[Opening Material provided section]

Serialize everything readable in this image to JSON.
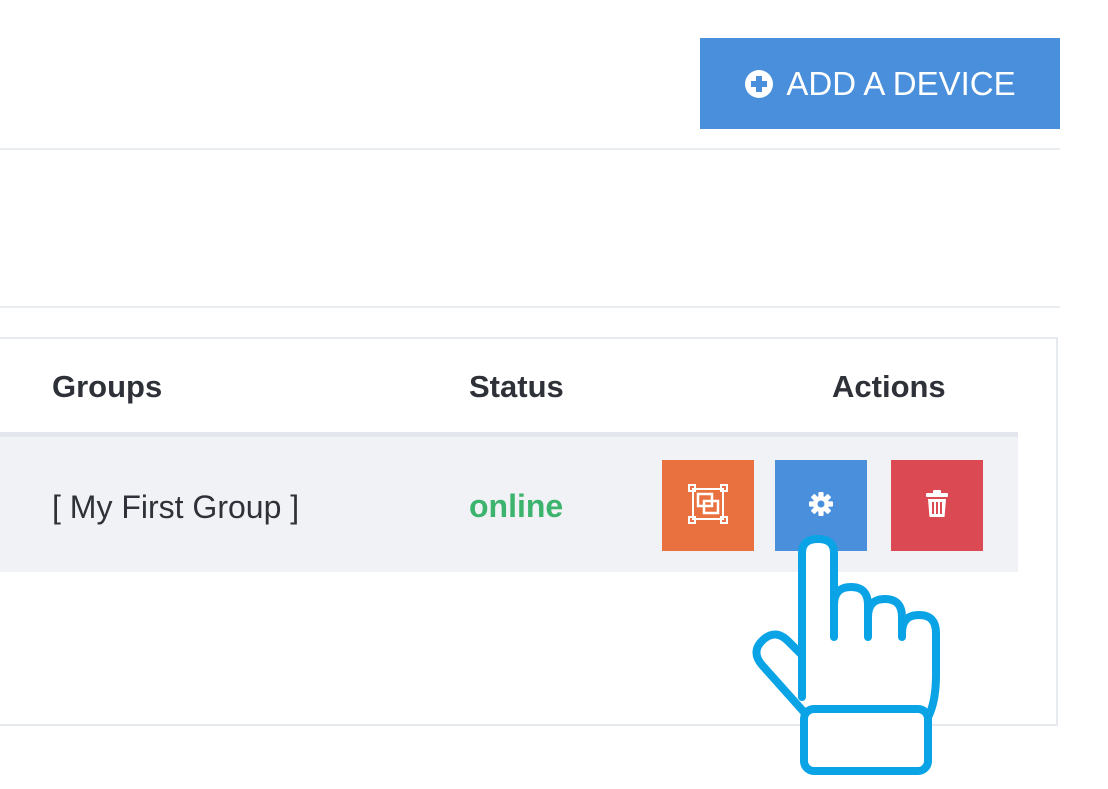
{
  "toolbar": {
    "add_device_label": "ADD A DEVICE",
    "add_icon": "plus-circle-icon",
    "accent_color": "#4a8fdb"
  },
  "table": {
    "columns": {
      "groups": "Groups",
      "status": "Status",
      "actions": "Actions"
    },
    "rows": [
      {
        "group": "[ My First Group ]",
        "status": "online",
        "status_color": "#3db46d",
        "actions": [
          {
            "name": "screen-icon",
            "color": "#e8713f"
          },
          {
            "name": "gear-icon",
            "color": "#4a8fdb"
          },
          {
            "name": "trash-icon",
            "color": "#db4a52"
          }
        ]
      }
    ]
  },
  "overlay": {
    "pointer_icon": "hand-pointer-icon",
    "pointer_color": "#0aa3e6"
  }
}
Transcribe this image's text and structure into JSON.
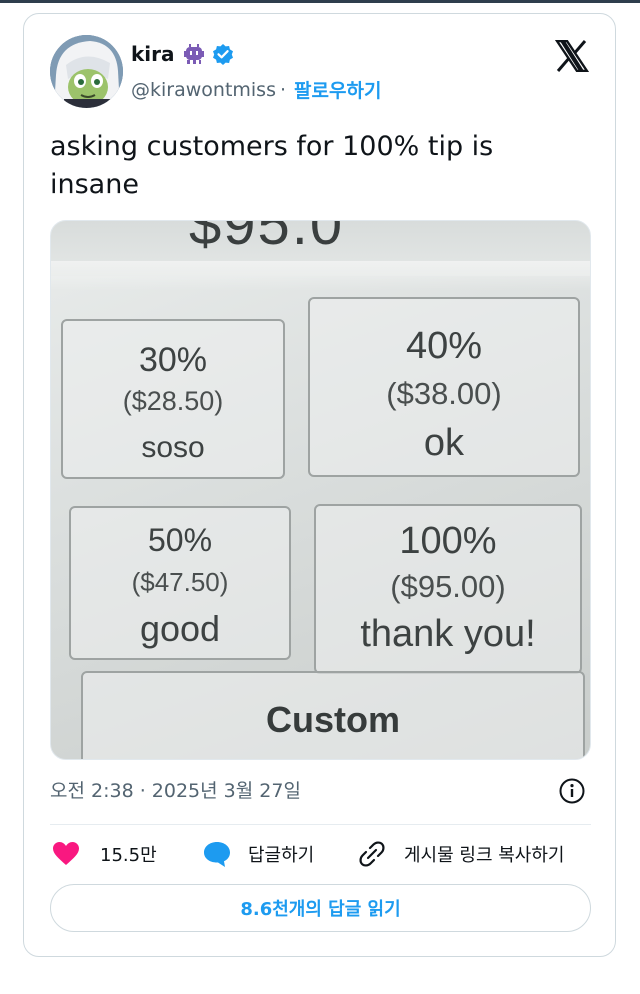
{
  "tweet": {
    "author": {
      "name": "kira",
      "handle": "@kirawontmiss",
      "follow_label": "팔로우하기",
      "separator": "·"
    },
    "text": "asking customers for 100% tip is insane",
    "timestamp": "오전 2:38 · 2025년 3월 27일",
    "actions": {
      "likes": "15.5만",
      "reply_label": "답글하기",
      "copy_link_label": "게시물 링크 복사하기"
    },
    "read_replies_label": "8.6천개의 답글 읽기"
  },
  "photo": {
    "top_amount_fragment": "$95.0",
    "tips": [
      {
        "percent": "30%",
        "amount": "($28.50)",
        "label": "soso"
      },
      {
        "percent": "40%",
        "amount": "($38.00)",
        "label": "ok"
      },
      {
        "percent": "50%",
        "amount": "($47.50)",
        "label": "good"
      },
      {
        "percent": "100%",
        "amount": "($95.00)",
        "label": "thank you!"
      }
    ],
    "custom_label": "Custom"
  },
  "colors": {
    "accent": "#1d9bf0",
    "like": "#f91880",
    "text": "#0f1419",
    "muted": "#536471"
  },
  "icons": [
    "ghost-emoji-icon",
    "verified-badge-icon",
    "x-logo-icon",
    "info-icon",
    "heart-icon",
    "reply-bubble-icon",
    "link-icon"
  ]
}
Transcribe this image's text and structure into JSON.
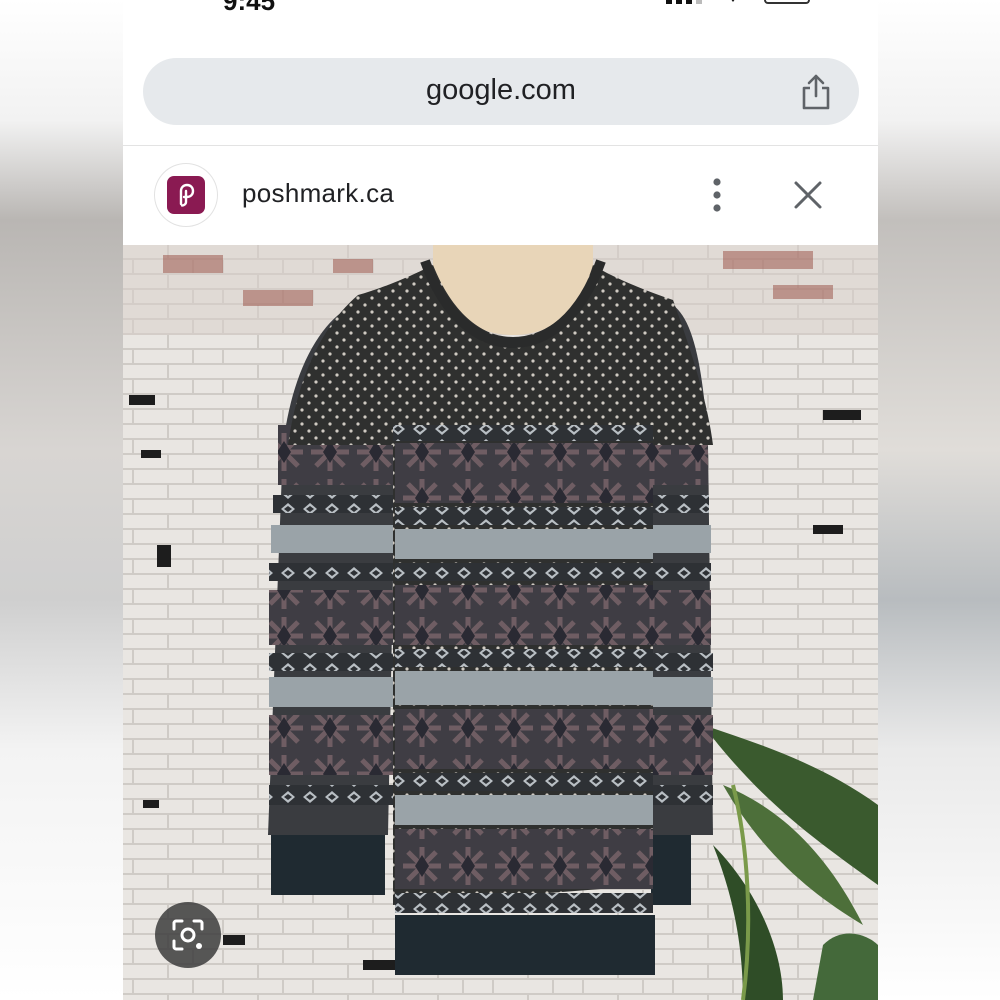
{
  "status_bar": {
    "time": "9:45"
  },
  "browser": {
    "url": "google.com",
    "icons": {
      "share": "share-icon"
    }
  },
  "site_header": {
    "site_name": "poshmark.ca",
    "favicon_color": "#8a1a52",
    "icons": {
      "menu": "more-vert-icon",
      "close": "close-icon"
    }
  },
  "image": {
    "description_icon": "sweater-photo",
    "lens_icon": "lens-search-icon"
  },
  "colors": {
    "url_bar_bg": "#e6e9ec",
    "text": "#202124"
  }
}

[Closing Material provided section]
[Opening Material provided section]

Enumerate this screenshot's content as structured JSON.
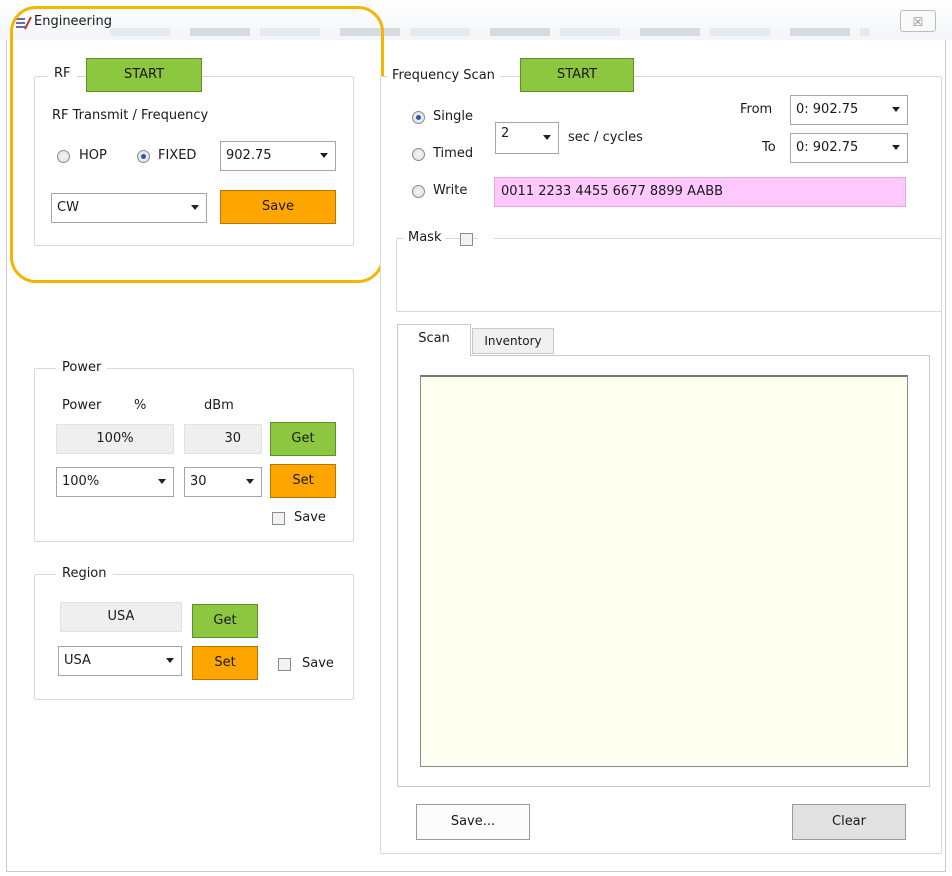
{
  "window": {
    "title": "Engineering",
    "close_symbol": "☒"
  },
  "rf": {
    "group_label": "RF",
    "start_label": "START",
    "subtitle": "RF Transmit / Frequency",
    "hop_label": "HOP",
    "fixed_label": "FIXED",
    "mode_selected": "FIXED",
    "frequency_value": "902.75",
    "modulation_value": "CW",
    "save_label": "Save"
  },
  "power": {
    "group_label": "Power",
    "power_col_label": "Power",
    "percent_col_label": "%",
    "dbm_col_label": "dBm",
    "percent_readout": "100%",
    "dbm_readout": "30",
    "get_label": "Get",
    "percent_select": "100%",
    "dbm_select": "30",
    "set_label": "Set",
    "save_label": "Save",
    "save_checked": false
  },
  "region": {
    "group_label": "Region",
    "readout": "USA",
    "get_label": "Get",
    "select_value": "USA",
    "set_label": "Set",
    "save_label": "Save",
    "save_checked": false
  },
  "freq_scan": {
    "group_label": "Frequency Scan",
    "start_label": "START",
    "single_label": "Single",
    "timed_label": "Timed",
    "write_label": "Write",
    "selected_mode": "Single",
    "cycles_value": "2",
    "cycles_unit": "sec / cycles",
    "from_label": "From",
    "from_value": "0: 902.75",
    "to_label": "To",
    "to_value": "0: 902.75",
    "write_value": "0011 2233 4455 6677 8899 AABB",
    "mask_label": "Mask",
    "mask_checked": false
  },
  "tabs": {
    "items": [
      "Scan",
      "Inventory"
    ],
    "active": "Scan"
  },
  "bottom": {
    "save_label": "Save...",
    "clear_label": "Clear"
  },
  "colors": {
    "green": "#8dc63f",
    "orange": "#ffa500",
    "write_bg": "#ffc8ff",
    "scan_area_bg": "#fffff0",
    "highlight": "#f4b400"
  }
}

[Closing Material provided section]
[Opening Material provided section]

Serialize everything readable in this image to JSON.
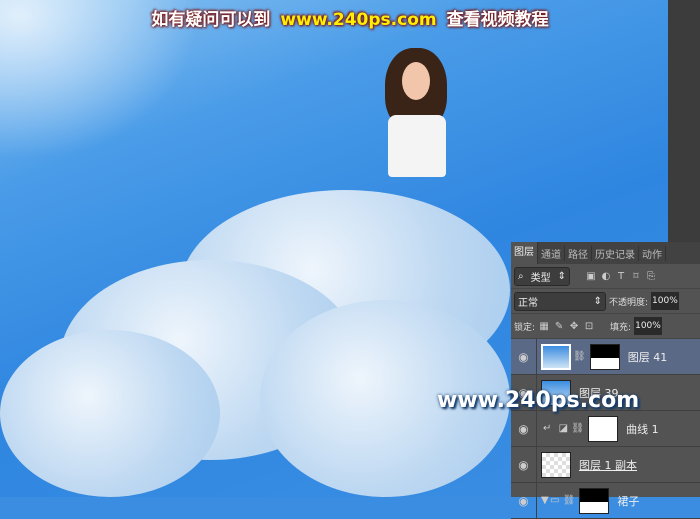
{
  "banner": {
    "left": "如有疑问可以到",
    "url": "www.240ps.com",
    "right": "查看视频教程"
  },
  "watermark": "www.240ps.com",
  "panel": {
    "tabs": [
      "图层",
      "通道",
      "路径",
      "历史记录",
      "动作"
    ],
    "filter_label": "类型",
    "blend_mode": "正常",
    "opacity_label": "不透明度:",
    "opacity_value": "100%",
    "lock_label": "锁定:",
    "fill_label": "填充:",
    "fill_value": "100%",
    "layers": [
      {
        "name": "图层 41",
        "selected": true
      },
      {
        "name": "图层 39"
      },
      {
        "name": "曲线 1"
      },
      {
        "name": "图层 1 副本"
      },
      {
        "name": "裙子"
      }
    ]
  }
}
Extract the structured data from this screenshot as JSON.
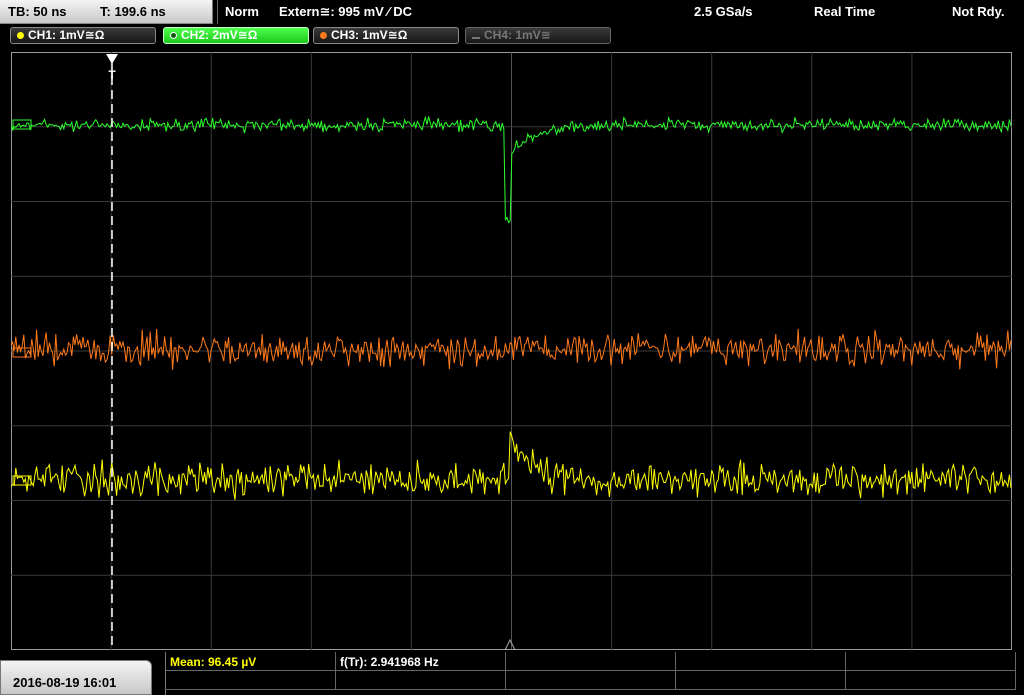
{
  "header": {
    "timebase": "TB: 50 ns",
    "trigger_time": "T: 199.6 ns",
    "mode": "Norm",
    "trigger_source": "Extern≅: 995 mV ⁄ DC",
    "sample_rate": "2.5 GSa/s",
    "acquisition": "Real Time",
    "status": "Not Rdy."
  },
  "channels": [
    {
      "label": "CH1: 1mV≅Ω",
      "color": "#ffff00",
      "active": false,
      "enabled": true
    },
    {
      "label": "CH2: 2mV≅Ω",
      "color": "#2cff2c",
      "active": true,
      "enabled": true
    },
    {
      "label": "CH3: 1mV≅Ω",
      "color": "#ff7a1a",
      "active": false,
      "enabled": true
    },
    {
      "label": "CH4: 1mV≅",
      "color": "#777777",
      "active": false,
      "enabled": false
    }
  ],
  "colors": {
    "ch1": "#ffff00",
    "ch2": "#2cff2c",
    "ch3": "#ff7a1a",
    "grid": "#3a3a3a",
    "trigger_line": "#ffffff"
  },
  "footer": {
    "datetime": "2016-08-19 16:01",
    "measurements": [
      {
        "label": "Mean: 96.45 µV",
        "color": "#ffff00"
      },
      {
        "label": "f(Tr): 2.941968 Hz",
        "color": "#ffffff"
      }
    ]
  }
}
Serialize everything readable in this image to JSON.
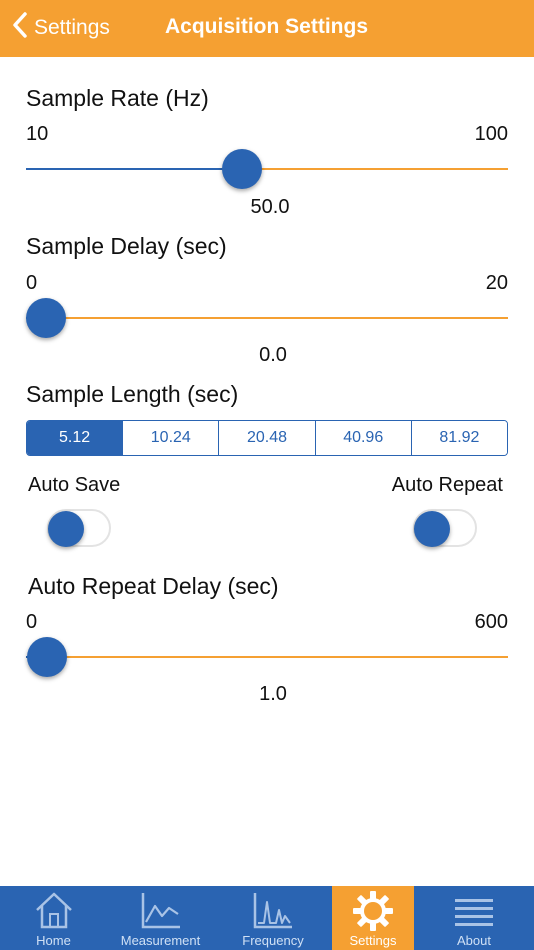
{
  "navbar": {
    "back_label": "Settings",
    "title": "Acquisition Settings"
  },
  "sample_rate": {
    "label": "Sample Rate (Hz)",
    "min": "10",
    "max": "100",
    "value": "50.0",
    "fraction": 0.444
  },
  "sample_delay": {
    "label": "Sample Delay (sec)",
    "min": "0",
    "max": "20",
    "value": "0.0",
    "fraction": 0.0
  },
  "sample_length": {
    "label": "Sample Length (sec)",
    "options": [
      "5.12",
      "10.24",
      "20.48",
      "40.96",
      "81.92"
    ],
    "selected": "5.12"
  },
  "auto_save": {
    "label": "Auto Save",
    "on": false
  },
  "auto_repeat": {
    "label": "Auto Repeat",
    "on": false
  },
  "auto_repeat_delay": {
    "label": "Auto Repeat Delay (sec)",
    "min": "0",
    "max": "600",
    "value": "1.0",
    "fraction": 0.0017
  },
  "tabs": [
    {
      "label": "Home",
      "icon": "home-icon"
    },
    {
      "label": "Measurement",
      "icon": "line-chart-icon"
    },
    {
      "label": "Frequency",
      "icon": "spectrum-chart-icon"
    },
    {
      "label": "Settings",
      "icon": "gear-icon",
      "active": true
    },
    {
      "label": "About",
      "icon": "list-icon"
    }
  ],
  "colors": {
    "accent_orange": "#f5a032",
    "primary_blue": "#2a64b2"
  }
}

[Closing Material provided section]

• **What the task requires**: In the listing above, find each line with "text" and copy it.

• **Answer space**:
Transcribe this image's text and structure into JSON.
    "text": "asking customers for 100% tip is insane",
    "text": "#0f1419",
Transcribe this image's text and structure into JSON.
    "text": "#202124"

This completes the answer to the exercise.